“There is a desperate need because of population in the area and within a couple of years there will be a school-sized population of children looking for secondary school. It is fantastic to have Croom and Pallaskenry but I don’t think we will be able to accommodate everybody there.”

The costs of having children commute to schools in County Limerick had become an acute issue in the area after job losses in Dell and elsewhere in recent years, Ms Corcoran said.

Cllr Hannon said people had accused him of supporting a new school in Mungret at the expense of the viability of the planned expansion of Colaiste Chiarain in Croom - but he does not accept this.

“By the time Mungret comes online, the population will have increased anyway. I get emails accusing me of taking away from Croom but we are not. We are hopeful it won’t be delayed any further. It is badly needed in Croom and it was on the minister’s list to be built in 2013 anyway. The problem was the planning issues,” he said.

Ms Corcoran believes Croom and Mungret can complement one another and it was important for students not to let Croom or any other school become too big. Besides, Ms Corcoran said, it was appropriate to have children go to school in their own community.

“Children should be able to walk or cycle to school if the government is serious about the obesity problem.

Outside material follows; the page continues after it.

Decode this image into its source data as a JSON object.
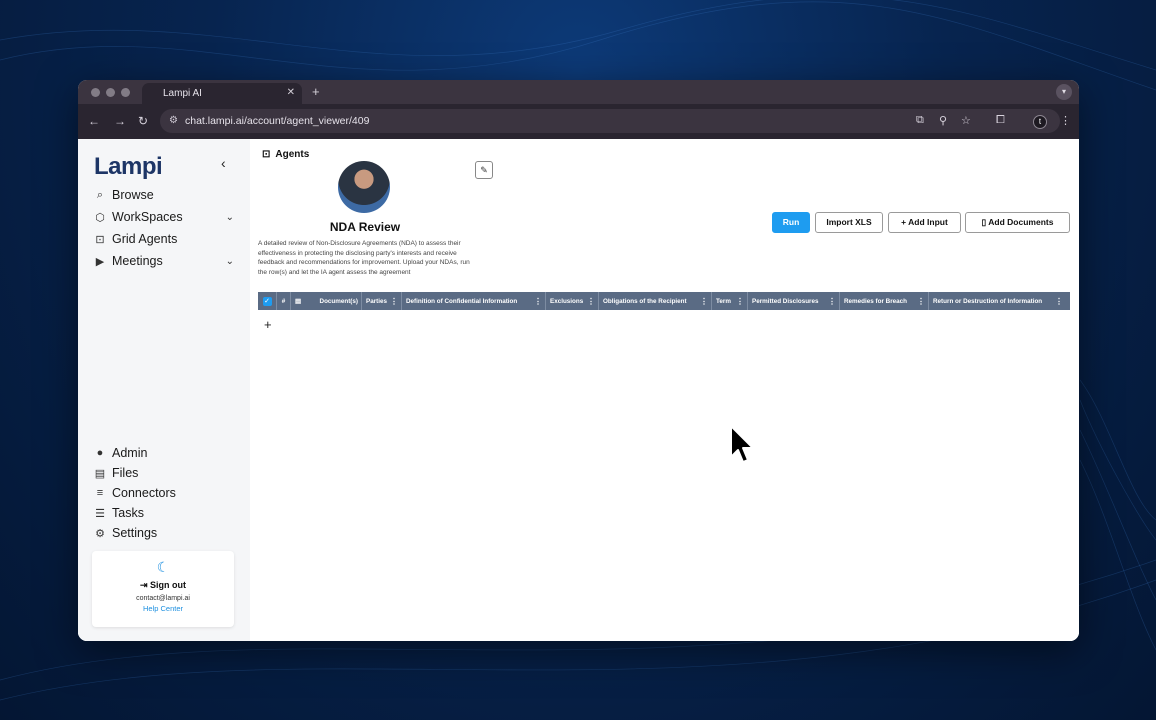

Schools should be part of the local social structure rather than children spending inordinate amounts of time commuting and not being engaged in their own local community,” she said.

Ms Corcoran, who stressed she was not a member of any political party, said parents were grateful for the assistance of Cllr Hannon and other politicians who had helped their campaign.

“I don’t know how far we could have got without Tomas because when you are a novice in how local government and the system works, it is incredibly tricky to go about trying to get something like a school going,” she said.